About this exercise
Even if the data beneath seems repetitive, write it all out again exactly.

++++ Available data ++++

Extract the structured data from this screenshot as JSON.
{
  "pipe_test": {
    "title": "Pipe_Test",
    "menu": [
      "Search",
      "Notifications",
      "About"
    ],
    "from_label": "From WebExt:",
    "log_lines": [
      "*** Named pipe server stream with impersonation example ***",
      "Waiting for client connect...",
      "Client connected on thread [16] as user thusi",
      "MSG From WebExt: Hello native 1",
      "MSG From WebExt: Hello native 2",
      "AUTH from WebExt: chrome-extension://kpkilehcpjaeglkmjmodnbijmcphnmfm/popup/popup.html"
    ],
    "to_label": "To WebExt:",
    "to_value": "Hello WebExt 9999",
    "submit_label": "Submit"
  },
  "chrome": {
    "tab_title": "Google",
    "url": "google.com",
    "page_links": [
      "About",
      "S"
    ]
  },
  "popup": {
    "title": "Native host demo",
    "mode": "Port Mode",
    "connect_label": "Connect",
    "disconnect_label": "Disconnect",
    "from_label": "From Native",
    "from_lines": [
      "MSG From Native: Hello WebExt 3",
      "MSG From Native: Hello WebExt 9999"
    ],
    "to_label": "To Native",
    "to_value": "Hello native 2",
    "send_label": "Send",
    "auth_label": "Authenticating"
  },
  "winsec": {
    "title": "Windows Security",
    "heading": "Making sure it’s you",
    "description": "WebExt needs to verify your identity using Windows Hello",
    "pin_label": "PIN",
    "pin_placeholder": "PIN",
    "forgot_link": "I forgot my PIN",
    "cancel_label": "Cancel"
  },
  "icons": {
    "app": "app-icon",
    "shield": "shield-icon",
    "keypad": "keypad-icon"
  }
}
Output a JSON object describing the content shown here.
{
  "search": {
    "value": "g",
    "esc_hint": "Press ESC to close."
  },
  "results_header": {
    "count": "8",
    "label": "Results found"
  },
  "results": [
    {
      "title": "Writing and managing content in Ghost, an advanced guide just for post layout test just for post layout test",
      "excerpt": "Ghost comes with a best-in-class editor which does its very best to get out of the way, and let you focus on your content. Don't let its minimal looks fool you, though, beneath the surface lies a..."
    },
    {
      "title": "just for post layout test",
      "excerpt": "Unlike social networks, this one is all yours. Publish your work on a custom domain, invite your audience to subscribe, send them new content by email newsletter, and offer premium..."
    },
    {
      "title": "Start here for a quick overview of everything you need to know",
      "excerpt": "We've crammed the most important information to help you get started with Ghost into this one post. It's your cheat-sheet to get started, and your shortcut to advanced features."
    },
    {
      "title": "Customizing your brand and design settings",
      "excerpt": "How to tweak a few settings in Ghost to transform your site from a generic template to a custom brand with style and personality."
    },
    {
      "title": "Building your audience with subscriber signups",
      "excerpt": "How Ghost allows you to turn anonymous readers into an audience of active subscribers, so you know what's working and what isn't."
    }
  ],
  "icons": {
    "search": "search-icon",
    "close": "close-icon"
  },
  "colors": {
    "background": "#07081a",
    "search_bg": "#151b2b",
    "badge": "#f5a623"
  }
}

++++

Response
Extract the structured data from this screenshot as JSON.
{
  "pipe_test": {
    "title": "Pipe_Test",
    "menu": [
      "Search",
      "Notifications",
      "About"
    ],
    "from_label": "From WebExt:",
    "log_lines": [
      "*** Named pipe server stream with impersonation example ***",
      "Waiting for client connect...",
      "Client connected on thread [16] as user thusi",
      "MSG From WebExt: Hello native 1",
      "MSG From WebExt: Hello native 2",
      "AUTH from WebExt: chrome-extension://kpkilehcpjaeglkmjmodnbijmcphnmfm/popup/popup.html"
    ],
    "to_label": "To WebExt:",
    "to_value": "Hello WebExt 9999",
    "submit_label": "Submit"
  },
  "chrome": {
    "tab_title": "Google",
    "url": "google.com",
    "page_links": [
      "About",
      "S"
    ]
  },
  "popup": {
    "title": "Native host demo",
    "mode": "Port Mode",
    "connect_label": "Connect",
    "disconnect_label": "Disconnect",
    "from_label": "From Native",
    "from_lines": [
      "MSG From Native: Hello WebExt 3",
      "MSG From Native: Hello WebExt 9999"
    ],
    "to_label": "To Native",
    "to_value": "Hello native 2",
    "send_label": "Send",
    "auth_label": "Authenticating"
  },
  "winsec": {
    "title": "Windows Security",
    "heading": "Making sure it’s you",
    "description": "WebExt needs to verify your identity using Windows Hello",
    "pin_label": "PIN",
    "pin_placeholder": "PIN",
    "forgot_link": "I forgot my PIN",
    "cancel_label": "Cancel"
  },
  "icons": {
    "app": "app-icon",
    "shield": "shield-icon",
    "keypad": "keypad-icon"
  }
}
Output a JSON object describing the content shown here.
{
  "search": {
    "value": "g",
    "esc_hint": "Press ESC to close."
  },
  "results_header": {
    "count": "8",
    "label": "Results found"
  },
  "results": [
    {
      "title": "Writing and managing content in Ghost, an advanced guide just for post layout test just for post layout test",
      "excerpt": "Ghost comes with a best-in-class editor which does its very best to get out of the way, and let you focus on your content. Don't let its minimal looks fool you, though, beneath the surface lies a..."
    },
    {
      "title": "just for post layout test",
      "excerpt": "Unlike social networks, this one is all yours. Publish your work on a custom domain, invite your audience to subscribe, send them new content by email newsletter, and offer premium..."
    },
    {
      "title": "Start here for a quick overview of everything you need to know",
      "excerpt": "We've crammed the most important information to help you get started with Ghost into this one post. It's your cheat-sheet to get started, and your shortcut to advanced features."
    },
    {
      "title": "Customizing your brand and design settings",
      "excerpt": "How to tweak a few settings in Ghost to transform your site from a generic template to a custom brand with style and personality."
    },
    {
      "title": "Building your audience with subscriber signups",
      "excerpt": "How Ghost allows you to turn anonymous readers into an audience of active subscribers, so you know what's working and what isn't."
    }
  ],
  "icons": {
    "search": "search-icon",
    "close": "close-icon"
  },
  "colors": {
    "background": "#07081a",
    "search_bg": "#151b2b",
    "badge": "#f5a623"
  }
}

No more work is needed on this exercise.